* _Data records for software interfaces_
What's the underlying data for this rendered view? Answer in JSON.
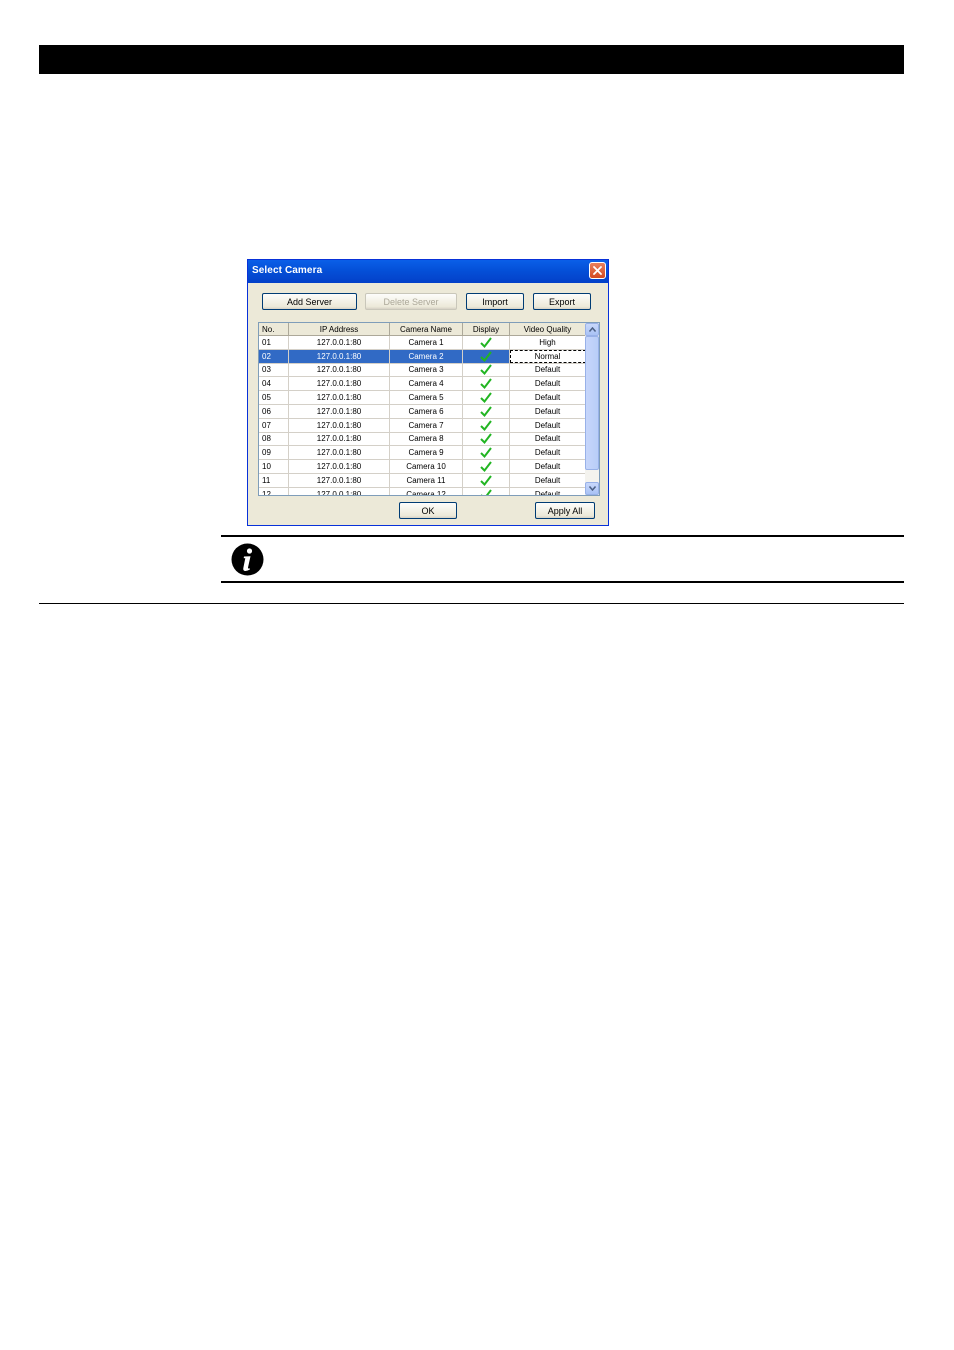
{
  "dialog": {
    "title": "Select Camera",
    "buttons": {
      "add_server": "Add Server",
      "delete_server": "Delete Server",
      "import": "Import",
      "export": "Export",
      "ok": "OK",
      "apply_all": "Apply All"
    },
    "columns": [
      "No.",
      "IP Address",
      "Camera Name",
      "Display",
      "Video Quality"
    ],
    "rows": [
      {
        "no": "01",
        "ip": "127.0.0.1:80",
        "name": "Camera 1",
        "quality": "High"
      },
      {
        "no": "02",
        "ip": "127.0.0.1:80",
        "name": "Camera 2",
        "quality": "Normal"
      },
      {
        "no": "03",
        "ip": "127.0.0.1:80",
        "name": "Camera 3",
        "quality": "Default"
      },
      {
        "no": "04",
        "ip": "127.0.0.1:80",
        "name": "Camera 4",
        "quality": "Default"
      },
      {
        "no": "05",
        "ip": "127.0.0.1:80",
        "name": "Camera 5",
        "quality": "Default"
      },
      {
        "no": "06",
        "ip": "127.0.0.1:80",
        "name": "Camera 6",
        "quality": "Default"
      },
      {
        "no": "07",
        "ip": "127.0.0.1:80",
        "name": "Camera 7",
        "quality": "Default"
      },
      {
        "no": "08",
        "ip": "127.0.0.1:80",
        "name": "Camera 8",
        "quality": "Default"
      },
      {
        "no": "09",
        "ip": "127.0.0.1:80",
        "name": "Camera 9",
        "quality": "Default"
      },
      {
        "no": "10",
        "ip": "127.0.0.1:80",
        "name": "Camera 10",
        "quality": "Default"
      },
      {
        "no": "11",
        "ip": "127.0.0.1:80",
        "name": "Camera 11",
        "quality": "Default"
      },
      {
        "no": "12",
        "ip": "127.0.0.1:80",
        "name": "Camera 12",
        "quality": "Default"
      }
    ],
    "selected_row": 1,
    "display_icon": "checkmark-icon",
    "check_color": "#22b522",
    "selection_color": "#316ac5"
  },
  "note": {
    "icon": "info-icon"
  }
}
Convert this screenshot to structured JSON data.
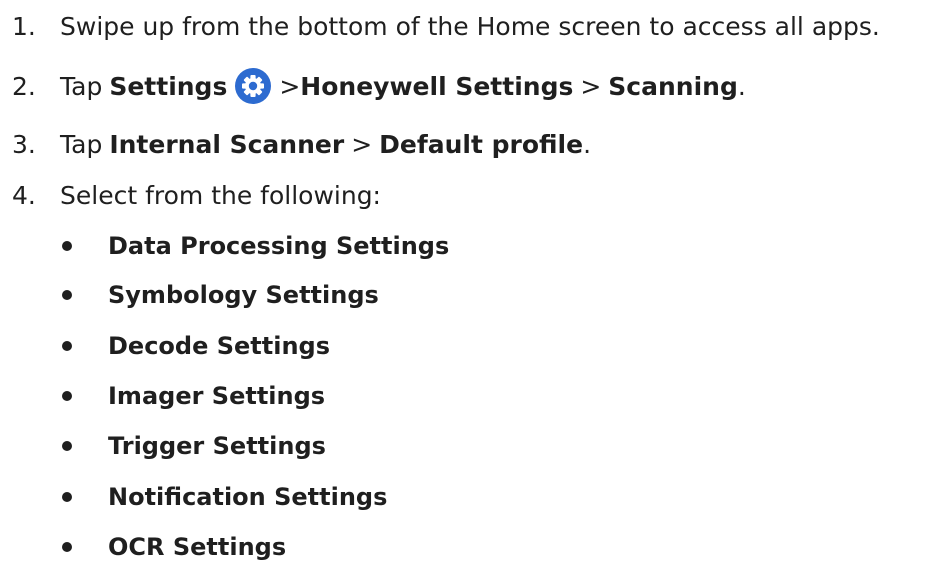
{
  "steps": [
    {
      "number": "1.",
      "text": "Swipe up from the bottom of the Home screen to access all apps."
    },
    {
      "number": "2.",
      "tap": "Tap",
      "settings": "Settings",
      "sep1": ">",
      "honeywell": "Honeywell Settings",
      "sep2": ">",
      "scanning": "Scanning",
      "period": "."
    },
    {
      "number": "3.",
      "tap": "Tap",
      "internal": "Internal Scanner",
      "sep": ">",
      "profile": "Default profile",
      "period": "."
    },
    {
      "number": "4.",
      "text": "Select from the following:"
    }
  ],
  "options": [
    "Data Processing Settings",
    "Symbology Settings",
    "Decode Settings",
    "Imager Settings",
    "Trigger Settings",
    "Notification Settings",
    "OCR Settings"
  ],
  "colors": {
    "text": "#1f1f1f",
    "icon_fill": "#2d6bd0"
  },
  "icons": {
    "settings": "gear-icon"
  }
}
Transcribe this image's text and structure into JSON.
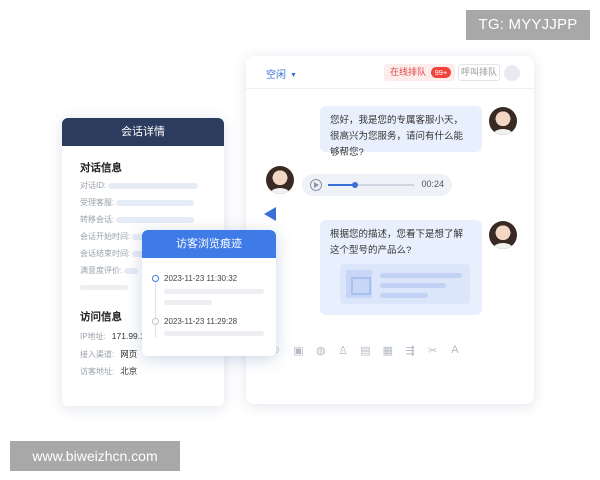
{
  "watermarks": {
    "top": "TG: MYYJJPP",
    "bottom": "www.biweizhcn.com"
  },
  "chat": {
    "status_label": "空闲",
    "queue_label": "在线排队",
    "queue_badge": "99+",
    "call_label": "呼叫排队",
    "messages": [
      {
        "text": "您好，我是您的专属客服小天，很高兴为您服务，请问有什么能够帮您?"
      },
      {
        "text": "根据您的描述，您看下是想了解这个型号的产品么?"
      }
    ],
    "voice": {
      "time": "00:24",
      "progress": 0.3
    },
    "toolbar_icons": [
      "emoji-icon",
      "image-icon",
      "history-icon",
      "user-icon",
      "document-icon",
      "screenshot-icon",
      "filter-icon",
      "scissors-icon",
      "font-icon"
    ]
  },
  "details": {
    "title": "会话详情",
    "conversation": {
      "title": "对话信息",
      "fields": [
        "对话ID:",
        "受理客服:",
        "转移会话:",
        "会话开始时间:",
        "会话结束时间:",
        "满意度评价:"
      ]
    },
    "visit": {
      "title": "访问信息",
      "ip_label": "IP地址:",
      "ip_value": "171.99.1",
      "channel_label": "接入渠道:",
      "channel_value": "网页",
      "location_label": "访客地址:",
      "location_value": "北京"
    }
  },
  "trail": {
    "title": "访客浏览痕迹",
    "entries": [
      {
        "time": "2023-11-23  11:30:32"
      },
      {
        "time": "2023-11-23  11:29:28"
      }
    ]
  },
  "colors": {
    "primary": "#3f7be6",
    "dark_header": "#2c3c5e",
    "bubble": "#e9f0fd",
    "badge": "#f0443a"
  }
}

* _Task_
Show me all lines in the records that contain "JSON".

* _Answer to this problem_
What's the underlying data for this rendered view? Answer in JSON.
Convert this screenshot to structured JSON data.
Transcribe this image's text and structure into JSON.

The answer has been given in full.